Go Ducks and No Bucks

I cannot quibble with Matthew Ginsberg's intellect [“The Crossing Guard,” UpFront, Winter 2010]. However, as clever as he is with artificial intelligence and computers, not to mention that he must be at least somewhat of a fan of the University of Oregon, since this article about him appears in, of all places, Oregon Quarterly, a question lingers. Anyone who does crossword puzzles on a regular basis, and who is also collegiately aware, cannot help but to notice that whenever a “west coast school” or a “Pac-10 school” show up as clues in a crossword puzzle, invariably the answer will be a short answer, either UCLA or USC. Not Oregon, nor even anything outside of Los Angeles. Maybe Ginsberg could start using his super powers for good, and ensure crossword puzzle fairness across the western states. Wouldn't it be great to see “go Ducks” as a crossword puzzle answer in The New York Times?

Mark J. Hash ’90

Upon receiving the Winter issue of Oregon Quarterly and upon learning that the Ducks are still at number one, I finally need to make one long-made decision known: I will never give money to the University of Oregon. Whilst we have a competitive football team, the national rank of the University is (as you stated without much shame) 111th, up from 115th. Does it really matter? It is not 11th, or even 51st, or even 91st, it is out of the top 100. If you have chosen to forget it already, it was ranked within the top 100 just a few years ago. The rank just sank faster than Titanic in the past few years.

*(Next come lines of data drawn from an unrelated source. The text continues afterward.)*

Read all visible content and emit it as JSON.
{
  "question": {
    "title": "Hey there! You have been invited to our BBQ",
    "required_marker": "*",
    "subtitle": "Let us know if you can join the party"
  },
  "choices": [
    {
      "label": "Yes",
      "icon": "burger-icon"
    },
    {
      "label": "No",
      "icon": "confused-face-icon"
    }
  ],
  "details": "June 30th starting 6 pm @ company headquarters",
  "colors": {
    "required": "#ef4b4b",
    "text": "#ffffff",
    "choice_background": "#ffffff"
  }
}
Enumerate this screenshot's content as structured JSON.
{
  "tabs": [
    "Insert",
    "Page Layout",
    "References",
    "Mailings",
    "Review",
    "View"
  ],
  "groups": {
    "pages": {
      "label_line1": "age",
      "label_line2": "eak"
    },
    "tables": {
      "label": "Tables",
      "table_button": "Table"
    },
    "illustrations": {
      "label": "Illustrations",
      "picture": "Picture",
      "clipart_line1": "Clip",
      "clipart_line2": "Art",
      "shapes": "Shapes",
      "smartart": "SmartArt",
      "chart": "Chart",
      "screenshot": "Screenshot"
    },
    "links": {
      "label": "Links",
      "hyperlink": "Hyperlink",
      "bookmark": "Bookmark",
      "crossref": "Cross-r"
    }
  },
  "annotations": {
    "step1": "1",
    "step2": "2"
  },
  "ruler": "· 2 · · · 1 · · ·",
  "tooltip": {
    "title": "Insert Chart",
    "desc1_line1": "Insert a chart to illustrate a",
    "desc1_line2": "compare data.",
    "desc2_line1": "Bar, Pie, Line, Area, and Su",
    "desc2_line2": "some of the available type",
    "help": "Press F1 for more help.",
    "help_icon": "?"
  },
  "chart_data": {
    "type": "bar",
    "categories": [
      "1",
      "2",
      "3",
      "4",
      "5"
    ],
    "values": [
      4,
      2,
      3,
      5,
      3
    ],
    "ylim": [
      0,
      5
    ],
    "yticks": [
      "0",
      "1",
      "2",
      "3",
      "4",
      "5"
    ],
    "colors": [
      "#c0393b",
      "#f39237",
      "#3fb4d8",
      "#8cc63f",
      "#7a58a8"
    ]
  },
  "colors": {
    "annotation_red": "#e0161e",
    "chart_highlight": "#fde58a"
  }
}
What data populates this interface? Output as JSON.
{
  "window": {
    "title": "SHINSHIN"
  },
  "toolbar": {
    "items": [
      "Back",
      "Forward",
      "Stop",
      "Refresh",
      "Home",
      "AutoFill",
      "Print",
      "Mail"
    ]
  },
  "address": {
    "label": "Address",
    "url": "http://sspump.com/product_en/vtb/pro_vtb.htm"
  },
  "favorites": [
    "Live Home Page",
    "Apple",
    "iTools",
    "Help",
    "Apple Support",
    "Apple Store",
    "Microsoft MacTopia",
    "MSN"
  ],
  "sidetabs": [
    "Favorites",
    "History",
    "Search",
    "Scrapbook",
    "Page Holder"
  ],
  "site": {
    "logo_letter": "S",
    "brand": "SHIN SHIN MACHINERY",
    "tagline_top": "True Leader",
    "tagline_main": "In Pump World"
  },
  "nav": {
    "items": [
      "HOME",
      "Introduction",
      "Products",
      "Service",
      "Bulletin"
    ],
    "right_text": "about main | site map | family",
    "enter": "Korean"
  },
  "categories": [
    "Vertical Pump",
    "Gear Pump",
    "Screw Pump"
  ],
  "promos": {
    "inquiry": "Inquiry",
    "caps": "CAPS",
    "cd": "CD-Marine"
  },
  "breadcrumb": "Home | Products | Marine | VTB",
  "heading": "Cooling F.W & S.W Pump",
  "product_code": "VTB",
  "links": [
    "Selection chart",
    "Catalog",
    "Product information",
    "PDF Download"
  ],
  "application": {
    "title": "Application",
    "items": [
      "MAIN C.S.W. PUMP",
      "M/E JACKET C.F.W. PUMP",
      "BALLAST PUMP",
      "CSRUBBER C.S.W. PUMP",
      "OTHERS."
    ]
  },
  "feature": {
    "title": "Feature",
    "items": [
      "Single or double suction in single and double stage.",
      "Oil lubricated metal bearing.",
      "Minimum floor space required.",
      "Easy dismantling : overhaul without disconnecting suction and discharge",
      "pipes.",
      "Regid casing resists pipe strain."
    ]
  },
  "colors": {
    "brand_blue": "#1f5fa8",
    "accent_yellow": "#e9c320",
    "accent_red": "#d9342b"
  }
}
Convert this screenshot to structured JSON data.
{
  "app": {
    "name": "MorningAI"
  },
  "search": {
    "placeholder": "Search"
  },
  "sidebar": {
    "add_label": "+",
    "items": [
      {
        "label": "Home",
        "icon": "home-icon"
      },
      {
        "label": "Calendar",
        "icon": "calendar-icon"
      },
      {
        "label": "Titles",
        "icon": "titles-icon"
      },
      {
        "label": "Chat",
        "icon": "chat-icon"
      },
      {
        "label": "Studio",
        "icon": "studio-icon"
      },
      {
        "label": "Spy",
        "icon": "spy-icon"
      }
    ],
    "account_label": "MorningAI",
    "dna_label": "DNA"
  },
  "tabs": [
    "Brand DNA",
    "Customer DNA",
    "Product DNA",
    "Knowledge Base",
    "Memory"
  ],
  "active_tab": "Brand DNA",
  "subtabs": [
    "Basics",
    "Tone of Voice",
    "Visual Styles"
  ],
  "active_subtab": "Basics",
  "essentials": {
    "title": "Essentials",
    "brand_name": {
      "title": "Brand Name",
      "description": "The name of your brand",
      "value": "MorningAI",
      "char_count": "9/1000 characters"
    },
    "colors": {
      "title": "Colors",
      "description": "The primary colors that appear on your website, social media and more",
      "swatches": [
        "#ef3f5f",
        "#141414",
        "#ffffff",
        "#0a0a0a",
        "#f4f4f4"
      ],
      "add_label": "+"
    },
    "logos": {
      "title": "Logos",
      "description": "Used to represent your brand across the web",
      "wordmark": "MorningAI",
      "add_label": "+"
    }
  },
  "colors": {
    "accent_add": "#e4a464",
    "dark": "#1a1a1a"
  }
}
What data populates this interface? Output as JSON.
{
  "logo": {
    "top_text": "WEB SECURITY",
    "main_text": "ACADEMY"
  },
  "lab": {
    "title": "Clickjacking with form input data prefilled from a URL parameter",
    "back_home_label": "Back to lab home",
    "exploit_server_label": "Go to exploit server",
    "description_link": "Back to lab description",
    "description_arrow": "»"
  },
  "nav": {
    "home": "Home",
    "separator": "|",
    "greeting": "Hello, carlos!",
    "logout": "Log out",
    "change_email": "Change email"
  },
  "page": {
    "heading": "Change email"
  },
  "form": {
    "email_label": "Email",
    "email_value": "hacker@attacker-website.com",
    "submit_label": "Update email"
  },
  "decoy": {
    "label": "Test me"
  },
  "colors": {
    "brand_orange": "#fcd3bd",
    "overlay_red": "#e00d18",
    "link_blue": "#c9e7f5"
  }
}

There is only one reason why I will never give money to UO: it is not a higher education institution that adheres to the mission of educating, it is in the sports business. I have given money to the institution where I attended for my undergraduate, which has no professional sports team. I have thought of giving money to my current institution, which does not have a football team. But the University of Oregon? Never a chance.

When I was a graduate teaching fellow from 2000 to 2004, we negotiated our contract with the graduate school every two years. The process was ugly and unnecessarily so. We only bargained for a modest raise, which translated to an increase of about ten dollars each month for most of us. The bargaining team of the graduate school told us that being a GTF is being an apprentice; the end of the tunnel is much brighter. Now that I am out of the tunnel and have spare money to give to institutions, I will never forget the sulky faces and mean words at the other side of the bargaining table. Why doesn’t the University just ask those former student athletes who were not chosen to play professional sports to give money?

For those of us who are in a discipline which has a demand of PhDs, we are lucky enough to find full-time employment. However, the constant depressing rank of the University makes our upward mobility almost impossible when compared to fellows who graduate from similar programs. For those with a UO English and humanities PhDs, the end of the tunnel may never be here.

When I mentioned to colleagues that I attended the UO, the first few questions are: “Is it in the Pac-10? Is it where Prefontaine went?” If this is what UO is only known for, then it should feel ashamed of itself.

Micky Lee, PhD ’04
Somerville, Massachusetts

Measuring Success

The article in the Autumn issue relating Schombert/Hsu’s findings re college entrance scores vs. college performance [“The Measure of Success,” UpFront] was most interesting.

I would like to add that sometimes students become more focused and diligent upon reaching college, especially if expenses come out of their own pockets, than they were in high school when they pursued the “right social circles, dating, and activity clubs.” (Likewise, some students upon reaching college ditch the academic pursuits to “party hardy,” especially when parental oversight is miles away.) High school and college are two different milieus, and students are at different ages and maturity stages at each setting. Different achievement levels should not be surprising.

Susan L. Forkner, MA ’70

Ms. Forkner is a former high school teacher.